Should the descendants of former Georgetown University slaves be compensated by the institution?
By Victor Ochieng
It’s reported that during its financial crisis in 1838, Georgetown University earned millions of dollars from selling 272 of its slaves. The university is now in focus for its historic link to slavery. The slaves were bound and forced onto a ship and transported to Louisiana from Maryland, their plantation home. The slaves comprised of fathers-to-be, toddlers, pregnant women, and grandparents. Among the slaves was a two month-old infant who is said to be the youngest slave sold to save Georgetown.
According to The New York Times, many people in Georgetown are now asking whether it’s time for the Catholic University to compensate the descendants of these slaves as a way of making amends.
Many are wondering how the Catholic priests who led the university could hold several human beings in very unkind bondage and then sell them into cruel circumstances.

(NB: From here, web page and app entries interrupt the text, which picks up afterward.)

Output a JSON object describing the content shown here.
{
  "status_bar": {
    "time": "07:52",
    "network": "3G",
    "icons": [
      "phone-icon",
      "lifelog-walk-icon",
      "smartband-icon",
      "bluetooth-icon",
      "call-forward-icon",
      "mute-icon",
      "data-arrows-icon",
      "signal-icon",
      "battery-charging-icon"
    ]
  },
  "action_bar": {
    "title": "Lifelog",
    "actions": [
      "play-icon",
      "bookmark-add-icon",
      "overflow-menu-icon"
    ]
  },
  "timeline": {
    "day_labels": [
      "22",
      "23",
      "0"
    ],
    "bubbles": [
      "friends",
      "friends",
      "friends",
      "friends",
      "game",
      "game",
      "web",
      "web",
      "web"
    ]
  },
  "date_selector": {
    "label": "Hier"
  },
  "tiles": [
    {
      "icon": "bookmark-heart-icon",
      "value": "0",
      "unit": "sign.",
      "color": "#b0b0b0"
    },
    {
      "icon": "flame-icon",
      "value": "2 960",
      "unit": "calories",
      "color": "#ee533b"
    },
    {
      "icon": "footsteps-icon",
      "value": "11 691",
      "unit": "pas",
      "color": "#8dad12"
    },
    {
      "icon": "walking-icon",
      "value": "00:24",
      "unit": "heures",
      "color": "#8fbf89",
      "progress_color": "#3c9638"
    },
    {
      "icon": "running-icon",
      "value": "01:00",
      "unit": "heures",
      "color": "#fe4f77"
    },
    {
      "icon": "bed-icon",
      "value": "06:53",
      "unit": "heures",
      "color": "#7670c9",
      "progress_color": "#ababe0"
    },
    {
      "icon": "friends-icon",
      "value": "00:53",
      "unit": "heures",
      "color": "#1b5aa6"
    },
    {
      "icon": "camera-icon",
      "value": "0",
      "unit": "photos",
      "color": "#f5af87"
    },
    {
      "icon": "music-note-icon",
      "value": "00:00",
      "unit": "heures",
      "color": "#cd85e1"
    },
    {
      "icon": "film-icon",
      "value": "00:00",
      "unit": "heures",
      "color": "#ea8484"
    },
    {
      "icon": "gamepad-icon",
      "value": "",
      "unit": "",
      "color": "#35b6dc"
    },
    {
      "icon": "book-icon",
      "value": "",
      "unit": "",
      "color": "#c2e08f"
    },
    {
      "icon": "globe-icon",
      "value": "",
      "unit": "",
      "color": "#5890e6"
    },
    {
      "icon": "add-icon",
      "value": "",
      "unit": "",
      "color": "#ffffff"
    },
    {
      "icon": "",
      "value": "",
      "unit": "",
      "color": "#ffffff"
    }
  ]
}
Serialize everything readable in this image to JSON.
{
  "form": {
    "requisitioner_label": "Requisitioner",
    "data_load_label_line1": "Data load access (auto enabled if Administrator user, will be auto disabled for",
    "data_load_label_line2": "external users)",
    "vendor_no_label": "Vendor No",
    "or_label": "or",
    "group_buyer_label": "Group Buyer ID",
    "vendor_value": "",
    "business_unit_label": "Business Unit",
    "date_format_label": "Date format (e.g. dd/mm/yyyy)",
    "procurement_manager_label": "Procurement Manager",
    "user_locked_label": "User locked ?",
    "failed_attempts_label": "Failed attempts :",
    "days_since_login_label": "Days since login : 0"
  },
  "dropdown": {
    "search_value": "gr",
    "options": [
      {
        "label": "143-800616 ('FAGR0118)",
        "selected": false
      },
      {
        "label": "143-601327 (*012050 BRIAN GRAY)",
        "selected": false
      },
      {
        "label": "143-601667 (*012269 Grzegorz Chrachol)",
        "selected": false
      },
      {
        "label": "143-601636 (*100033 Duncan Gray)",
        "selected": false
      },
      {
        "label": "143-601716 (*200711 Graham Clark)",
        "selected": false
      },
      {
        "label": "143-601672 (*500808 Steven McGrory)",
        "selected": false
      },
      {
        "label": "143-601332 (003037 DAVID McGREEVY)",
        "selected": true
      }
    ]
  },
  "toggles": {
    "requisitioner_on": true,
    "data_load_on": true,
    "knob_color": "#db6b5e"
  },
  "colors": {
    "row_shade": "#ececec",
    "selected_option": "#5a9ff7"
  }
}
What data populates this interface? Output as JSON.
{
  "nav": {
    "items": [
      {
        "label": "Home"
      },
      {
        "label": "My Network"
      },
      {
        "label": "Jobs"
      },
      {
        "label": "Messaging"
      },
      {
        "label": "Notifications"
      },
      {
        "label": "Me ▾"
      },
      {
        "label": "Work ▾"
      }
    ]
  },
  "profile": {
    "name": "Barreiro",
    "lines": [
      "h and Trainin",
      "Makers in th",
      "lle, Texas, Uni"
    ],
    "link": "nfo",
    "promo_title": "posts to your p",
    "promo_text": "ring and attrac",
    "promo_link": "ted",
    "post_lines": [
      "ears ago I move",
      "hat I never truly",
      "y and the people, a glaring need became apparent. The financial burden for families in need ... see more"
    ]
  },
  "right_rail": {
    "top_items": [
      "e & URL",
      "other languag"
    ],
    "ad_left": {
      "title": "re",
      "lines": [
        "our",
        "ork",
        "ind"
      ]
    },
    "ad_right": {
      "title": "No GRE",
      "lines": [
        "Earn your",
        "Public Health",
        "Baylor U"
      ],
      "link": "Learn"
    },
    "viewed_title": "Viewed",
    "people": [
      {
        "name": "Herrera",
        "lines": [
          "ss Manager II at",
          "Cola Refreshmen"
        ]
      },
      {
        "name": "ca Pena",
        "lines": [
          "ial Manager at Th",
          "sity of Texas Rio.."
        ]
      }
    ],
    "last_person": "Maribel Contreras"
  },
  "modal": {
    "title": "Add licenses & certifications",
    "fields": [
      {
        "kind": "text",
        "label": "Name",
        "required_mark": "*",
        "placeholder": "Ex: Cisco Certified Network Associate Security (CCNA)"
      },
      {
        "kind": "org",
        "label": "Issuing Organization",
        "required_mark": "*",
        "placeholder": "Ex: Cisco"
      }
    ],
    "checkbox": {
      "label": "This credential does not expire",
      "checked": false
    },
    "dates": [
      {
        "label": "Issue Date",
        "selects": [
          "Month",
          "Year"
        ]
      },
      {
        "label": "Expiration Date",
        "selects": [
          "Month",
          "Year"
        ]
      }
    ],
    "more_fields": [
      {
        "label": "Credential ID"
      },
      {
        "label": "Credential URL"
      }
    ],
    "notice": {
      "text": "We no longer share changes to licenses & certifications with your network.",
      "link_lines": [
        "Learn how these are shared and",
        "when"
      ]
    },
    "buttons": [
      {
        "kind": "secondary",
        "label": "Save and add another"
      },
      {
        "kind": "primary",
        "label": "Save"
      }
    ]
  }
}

It is known from history that some of the slaves were actually donated by rich parishioners, and during that time, Georgetown depended on profits from Jesuit plantations in Maryland to run the college. It was a requirement by the priests that their slaves should attend Mass, but life was not easy. The slaves were mistreated and sold just like any other slaves.
Many people are still questioning the sale of 272 men, women, and children. As it was then and it is now, they believe that this number is too big.
The transaction was negotiated by two Georgetown Jesuit presidents and it earned the college a whopping $3.3 million in today’s dollars! Of this, about $500,000 was used to settle Georgetown’s debts.
This news has come at a time when there are protests and racial tensions at colleges with links to slavery. Following such protests by students, Georgetown removed the names of two former presidents – the Rev. William McSherry and the Rev. Thomas F. Mulledy – from university buildings. Still the students and activists feel that’s not enough.
“This is not a disembodied group of people, who are nameless and faceless. These are real people with real names and real descendants,” said Richard J. Cellini, an alumnus of the university.
Harvard University also replaced a shield in its law school because it incorporated the crest of a family that owned a slave who helped to finance the law school.
Many people are currently trying to find out what happened to the 272 slaves, and are also trying to locate their descendants. Among such people is Richard J. Cellini, a white male, who has organized a non-profit called the “Georgetown Memory Project.” He’s hired a team of genealogists to help him unravel this puzzle.